Another new release. But this time it’s spread across four sides of virgin vinyl, a traditional double live album, just like they used to make back in the day. Loud, proud and echoing still to the roar of the crowd, “The Frantic Four’s Final Fling - Live At The Dublin O2 Arena” (Eagle Rock Entertainment) catches the classic Quo’s reunion at, indeed, its last stand... a bookend, then, for last year’s “Back 2 SQ.1 - The Frantic Four Reunion” CD which captured a London show at the end of the quartet’s first spate of concerts in March 2013.
And you know what’s great about the two separate packages? You get the same four dudes playing the same set of songs... in not quite the same order, but close enough, and close enough, too, to the double album’s worth ofsongs they served up on the 1976 “Live” album too. Forget deja vu, this is deja woooooooooooooo... and we wouldn’t have it any other way.
Side one rounds up some preparatory gems: “Backwater,” “Just Take Me,” “Is There a Better Way” and “Blue Eyed Lady.” Side two boasts what modern promo describes as the deep cuts. Trendy-ese for what we used to call album tracks. “ Little Lady,” “Most of the Time,” “Railroad.”
On side three, “Oh Baby,” “Gotta Go Home” and “Big Fat Mama.”And then we’re into the final stretch, and the most thrilling side four of the year. It all wraps with an hypnotically grooving “Bye Bye Johnny,” the ultimate Berry-ism in its absolute form.
Play favorites with that lot, baby. Or don’t. Just play them. Crank up either last year’s show or this year’s bash, or line them up one atop the other, and has there been a more exquisite distillation of l’essence du Quo?
Because there’s more. “In My Chair,” the hit that reinvented the band from the picturesque matchstickable two-hit wonders of fond psych regard, riding a riff that is such an old friend that you cannot help but grin gormlessly as you recognize it.
“Down Down,” the band’s first UK number one, forever lifting you up up. “Rain” to make the sun shine. “Caroline,” for whom night time is the right time. They all have exactly the same effect, and you have to commend the creators of these albums for so gallantly holding back on the hits. Status Quo have had 64 of the things since 1968, and the Frantic Four ratcheted up a fair few of those.
Only four of them are here, though, and you want to know why? Because even the tracks that weren’t 45s were monster hits in Quodonia, from the all-but anthemic “Forty-Five Hundred Times,” to their trademark-establishing, blueprint-nailing vision of Steamhammer’s “Junior’s Wailing”... and on even unto the garishly and so misleadingly monikered “(April) Spring Summer and Wednesdays.”With a title like that, it should be a Paul Simon song. But the moment the chug-a-chugga guitar steams in, you know it isn’t.
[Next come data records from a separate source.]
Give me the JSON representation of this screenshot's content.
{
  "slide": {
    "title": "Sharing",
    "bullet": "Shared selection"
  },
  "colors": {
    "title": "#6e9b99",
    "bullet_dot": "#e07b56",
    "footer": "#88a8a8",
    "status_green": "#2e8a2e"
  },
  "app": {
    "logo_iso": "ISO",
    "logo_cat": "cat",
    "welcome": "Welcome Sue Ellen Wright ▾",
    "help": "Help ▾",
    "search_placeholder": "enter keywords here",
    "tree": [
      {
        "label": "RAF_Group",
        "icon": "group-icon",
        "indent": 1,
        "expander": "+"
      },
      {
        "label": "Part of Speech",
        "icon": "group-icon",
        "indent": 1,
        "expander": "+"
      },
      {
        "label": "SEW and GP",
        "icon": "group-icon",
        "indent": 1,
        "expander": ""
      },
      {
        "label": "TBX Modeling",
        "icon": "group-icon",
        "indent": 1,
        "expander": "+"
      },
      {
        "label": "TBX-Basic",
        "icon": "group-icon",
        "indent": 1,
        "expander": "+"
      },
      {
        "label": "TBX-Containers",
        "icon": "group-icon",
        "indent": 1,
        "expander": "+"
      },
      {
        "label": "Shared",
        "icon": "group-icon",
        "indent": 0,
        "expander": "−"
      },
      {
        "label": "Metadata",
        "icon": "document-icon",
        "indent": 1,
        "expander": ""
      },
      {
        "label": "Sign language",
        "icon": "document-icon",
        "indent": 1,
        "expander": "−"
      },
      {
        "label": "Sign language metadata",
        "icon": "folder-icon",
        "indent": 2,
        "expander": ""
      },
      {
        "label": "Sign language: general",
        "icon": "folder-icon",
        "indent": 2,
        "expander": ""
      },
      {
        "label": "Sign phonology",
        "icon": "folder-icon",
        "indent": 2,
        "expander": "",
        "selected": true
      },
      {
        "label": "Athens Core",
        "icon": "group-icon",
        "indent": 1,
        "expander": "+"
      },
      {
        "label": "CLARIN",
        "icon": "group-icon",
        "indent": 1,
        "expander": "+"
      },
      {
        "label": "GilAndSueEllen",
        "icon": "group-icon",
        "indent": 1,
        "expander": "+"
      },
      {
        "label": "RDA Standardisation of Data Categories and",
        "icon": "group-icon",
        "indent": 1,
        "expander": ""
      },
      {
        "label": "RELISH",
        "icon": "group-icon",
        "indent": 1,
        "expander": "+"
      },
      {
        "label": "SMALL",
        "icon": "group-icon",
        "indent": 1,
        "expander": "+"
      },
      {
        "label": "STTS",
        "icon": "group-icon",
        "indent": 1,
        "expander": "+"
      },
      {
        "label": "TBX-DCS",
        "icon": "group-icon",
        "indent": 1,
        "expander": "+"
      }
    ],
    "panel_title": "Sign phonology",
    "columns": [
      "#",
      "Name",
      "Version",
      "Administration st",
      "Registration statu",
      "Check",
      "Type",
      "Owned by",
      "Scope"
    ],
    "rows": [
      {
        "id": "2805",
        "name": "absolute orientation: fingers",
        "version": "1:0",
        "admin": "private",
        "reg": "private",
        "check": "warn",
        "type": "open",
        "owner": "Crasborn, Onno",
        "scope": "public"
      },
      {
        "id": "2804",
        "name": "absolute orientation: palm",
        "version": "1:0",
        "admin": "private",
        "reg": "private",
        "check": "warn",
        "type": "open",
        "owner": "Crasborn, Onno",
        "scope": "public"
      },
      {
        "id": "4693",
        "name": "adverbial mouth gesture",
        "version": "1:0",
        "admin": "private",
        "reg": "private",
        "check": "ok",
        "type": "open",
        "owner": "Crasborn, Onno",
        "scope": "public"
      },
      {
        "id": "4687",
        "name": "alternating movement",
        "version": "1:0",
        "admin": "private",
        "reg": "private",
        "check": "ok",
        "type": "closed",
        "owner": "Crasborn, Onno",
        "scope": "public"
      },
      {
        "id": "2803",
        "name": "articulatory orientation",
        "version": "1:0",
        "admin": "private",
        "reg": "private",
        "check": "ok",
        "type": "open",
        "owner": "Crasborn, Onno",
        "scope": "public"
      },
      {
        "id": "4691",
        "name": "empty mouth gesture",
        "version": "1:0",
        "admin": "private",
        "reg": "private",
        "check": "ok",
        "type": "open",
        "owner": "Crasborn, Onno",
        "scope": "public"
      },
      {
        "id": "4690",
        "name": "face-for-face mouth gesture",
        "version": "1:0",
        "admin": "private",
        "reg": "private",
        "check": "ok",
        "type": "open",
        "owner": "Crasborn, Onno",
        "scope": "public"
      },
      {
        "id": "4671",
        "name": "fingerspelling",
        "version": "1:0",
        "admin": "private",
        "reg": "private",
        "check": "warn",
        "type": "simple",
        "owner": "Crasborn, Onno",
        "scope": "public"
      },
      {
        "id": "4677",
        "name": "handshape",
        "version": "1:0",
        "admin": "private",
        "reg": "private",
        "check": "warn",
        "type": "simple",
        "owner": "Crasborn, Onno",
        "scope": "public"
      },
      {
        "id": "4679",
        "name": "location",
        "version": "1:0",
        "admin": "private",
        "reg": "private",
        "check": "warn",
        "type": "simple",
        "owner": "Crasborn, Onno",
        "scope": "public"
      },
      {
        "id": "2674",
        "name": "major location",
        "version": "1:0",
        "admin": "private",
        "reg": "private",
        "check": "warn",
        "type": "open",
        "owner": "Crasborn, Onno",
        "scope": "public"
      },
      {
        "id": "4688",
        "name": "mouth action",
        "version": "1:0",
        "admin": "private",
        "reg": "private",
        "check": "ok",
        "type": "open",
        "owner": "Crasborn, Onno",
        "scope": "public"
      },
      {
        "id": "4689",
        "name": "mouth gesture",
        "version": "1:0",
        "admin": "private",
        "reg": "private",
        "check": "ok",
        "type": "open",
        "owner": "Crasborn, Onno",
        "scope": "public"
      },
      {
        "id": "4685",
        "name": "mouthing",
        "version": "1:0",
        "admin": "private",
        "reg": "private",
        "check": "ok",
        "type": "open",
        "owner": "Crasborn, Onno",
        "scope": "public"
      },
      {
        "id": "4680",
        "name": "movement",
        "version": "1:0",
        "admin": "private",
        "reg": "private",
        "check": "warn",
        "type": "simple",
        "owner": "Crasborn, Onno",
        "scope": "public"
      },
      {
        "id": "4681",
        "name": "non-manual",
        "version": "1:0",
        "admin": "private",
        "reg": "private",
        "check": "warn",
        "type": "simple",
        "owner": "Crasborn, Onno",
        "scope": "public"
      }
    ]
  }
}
And then there’s “Roadhouse Blues,” which they borrowed from the Doors, but which they wound up making completely their own. And there really aren’t many bands, or Doors covers, that you can say that about.
No matter that roadhouses have never been a familiar flash on the British motorway landscape; nor that Quo probably wouldn’t have recognized one if they’d been booked to play a tour of the things. The quintessential American icon meets the quintessential British band, and more than any other such collision you could dream of, it works.
Quo 2013/2014 is, of course, a very different beast to Quo 1976. Older, for a start, and yes, they sound it round the vocal lines... although that isn’t such a bad thing. The boogie bounces better when it feels like it’s been lived in, and these chords, riffs and lyrics have certainly been around.
In terms of speed, kicks and glory, too, Quo may not be the same band as they were back in their teens’n’twenties, but they’re a different band that’s as great as they always were. So great that... well, there’s probably not many groups who could get away with releasing two more-or-less identical 21st century live albums, and still have the audience calling for more.
Welcome to Quodonia.